Every time I moved house, I’d take Barn off the fridge and carefully fold him up and then when I unpacked at the other end, back he’d go, reminding me to follow my dreams, even if they didn’t make me a lot of money or involved living in a hut.
Here he is:
Just before Christmas I took Barn off the fridge once more, carefully folded him, and took him to London to a spoon carving workshop. My host? BARN THE SPOON.
I know right? Talk about dreams come true. I added ‘carve a spoon with Barn the Spoon’ to my list of 50 things to do before I’m 50 when I realised that Barn’s own spoon carving dreams had evolved into teaching regular carving workshops, holding a spoon festival – Spoonfest – and even publishing three books all about carving spoons.
I was nervous. When you hold someone up as an inspiration, a model of how you want to shape your own life and ambition, you attach certain feelings and traits to them. They represent something, something that can mean whatever you want it to mean. When you actually meet that person on a cold December Sunday in a city farm in East London, well… there’s scope to be disappointed.
Barn did not disappoint me. In fact, if anything he enriched my idea of him by being smart and funny and talented, with lots to say, and not the sort of wise but semi-mute woodland bear type creature I’d morphed him into in my head.

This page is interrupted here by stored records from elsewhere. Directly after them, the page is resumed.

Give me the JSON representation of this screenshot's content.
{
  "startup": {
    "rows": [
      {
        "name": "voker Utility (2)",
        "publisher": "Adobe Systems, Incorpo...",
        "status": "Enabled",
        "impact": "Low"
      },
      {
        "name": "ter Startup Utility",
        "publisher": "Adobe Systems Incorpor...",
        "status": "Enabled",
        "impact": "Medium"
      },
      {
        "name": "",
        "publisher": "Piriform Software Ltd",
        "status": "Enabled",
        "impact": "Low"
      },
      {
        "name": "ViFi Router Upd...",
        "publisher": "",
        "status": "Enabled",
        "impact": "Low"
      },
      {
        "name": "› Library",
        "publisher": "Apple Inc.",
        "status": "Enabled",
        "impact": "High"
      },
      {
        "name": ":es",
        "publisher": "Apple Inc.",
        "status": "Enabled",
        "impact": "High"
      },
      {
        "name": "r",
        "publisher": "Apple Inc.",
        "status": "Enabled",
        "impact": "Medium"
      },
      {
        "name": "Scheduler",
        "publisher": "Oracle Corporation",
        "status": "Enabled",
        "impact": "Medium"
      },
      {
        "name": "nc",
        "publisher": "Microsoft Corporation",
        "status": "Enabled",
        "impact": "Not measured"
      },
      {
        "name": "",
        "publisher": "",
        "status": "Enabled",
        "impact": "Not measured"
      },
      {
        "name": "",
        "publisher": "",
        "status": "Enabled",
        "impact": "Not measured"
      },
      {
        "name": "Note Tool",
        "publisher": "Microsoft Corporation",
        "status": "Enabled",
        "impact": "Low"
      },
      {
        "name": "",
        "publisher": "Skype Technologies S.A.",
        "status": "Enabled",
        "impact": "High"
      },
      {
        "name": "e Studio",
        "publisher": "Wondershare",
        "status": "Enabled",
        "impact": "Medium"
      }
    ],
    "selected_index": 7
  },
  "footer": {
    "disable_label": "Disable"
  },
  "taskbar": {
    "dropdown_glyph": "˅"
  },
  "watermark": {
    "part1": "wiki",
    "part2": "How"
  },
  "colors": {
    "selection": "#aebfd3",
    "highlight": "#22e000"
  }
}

He took us through a whole day of carving that felt like about half an hour because it did exactly what I had imagined it would – it absorbed me, it soothed me, it made me forget to check my phone.
The process is relatively simple once you learn the basic carving techniques, but simple in that Barn makes it look simple. In reality you feel initially clumsy and terrified of taking off a finger. You have to take the time to let the tools feel comfortable in your hand and to trust your instincts.

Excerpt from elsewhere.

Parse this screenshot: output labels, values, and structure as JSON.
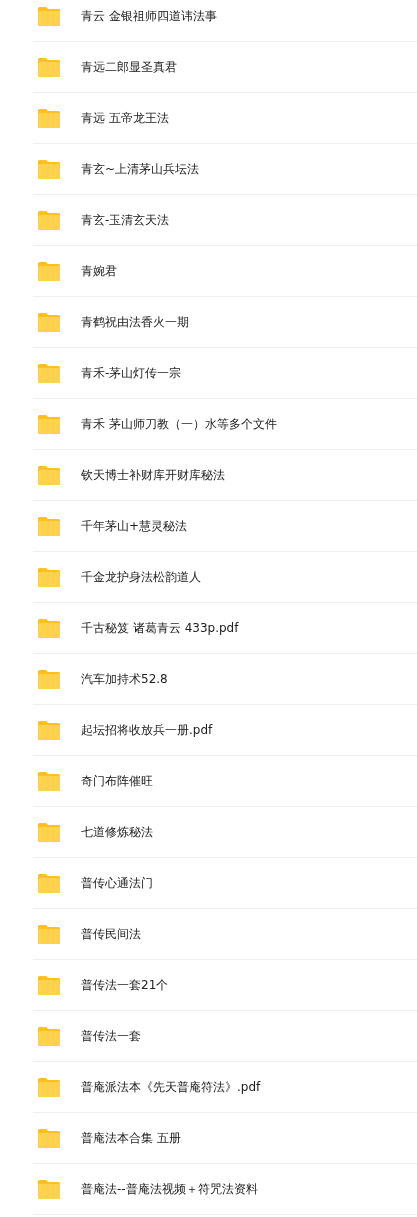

The hardest bit for me was going from a featureless chunk of wood, to the basic spoon shape. You do this initially with an axe, chipping out the shape on a wooden stump. Then you can switch to a knife and start carving out the more refined shape of the handle.
When you’ve done this, you switch to a round spoon carving hook shaped knife, and start scooping out the inside. It’s delicate work – at any moment you could slip, take it too far, and all of your good work will be undone. It’s not fast, but it draws you in.

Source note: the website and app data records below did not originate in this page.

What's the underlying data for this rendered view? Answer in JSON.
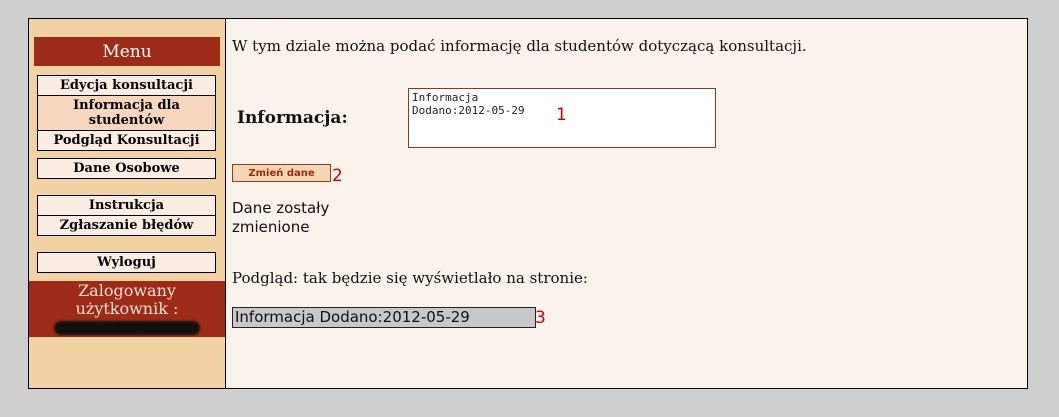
{
  "sidebar": {
    "menu_title": "Menu",
    "group1": [
      "Edycja konsultacji",
      "Informacja dla studentów",
      "Podgląd Konsultacji"
    ],
    "group2": [
      "Dane Osobowe"
    ],
    "group3": [
      "Instrukcja",
      "Zgłaszanie błędów"
    ],
    "group4": [
      "Wyloguj"
    ],
    "logged_label": "Zalogowany użytkownik :"
  },
  "main": {
    "intro": "W tym dziale można podać informację dla studentów dotyczącą konsultacji.",
    "info_label": "Informacja:",
    "info_value": "Informacja\nDodano:2012-05-29",
    "marker1": "1",
    "change_button": "Zmień dane",
    "marker2": "2",
    "status": "Dane zostały zmienione",
    "preview_label": "Podgląd: tak będzie się wyświetlało na stronie:",
    "preview_value": "Informacja Dodano:2012-05-29",
    "marker3": "3"
  }
}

When we finished for the day, I immediately wanted to buy a selection of tools, imagining that every evening from now on would be spent around an open fire, exchanging stories with interesting people from around the world whilst sipping whiskey from a metal tumbler and gently carving an ornate yet rustic spoon. My spoons would become admired for miles around, my ability to turn a blank rectangle of wood into a thing of beauty would be celebrated far and wide.
That did not happen.
I went home and showed Belle my spoons. She looked at them, distinctly nonplussed, as though she’d been expecting me to come home with a fully formed 24 piece cutlery set, and I put them in a pot on my desk. I know though.
I know that inside me is a dormant spoon carver, just waiting for someone to light the campfire.
Book your spoon carving workshop now or sign up to the newsletter or Instagram and look out for special offers. Barn often does buy one get one free on workshop spaces.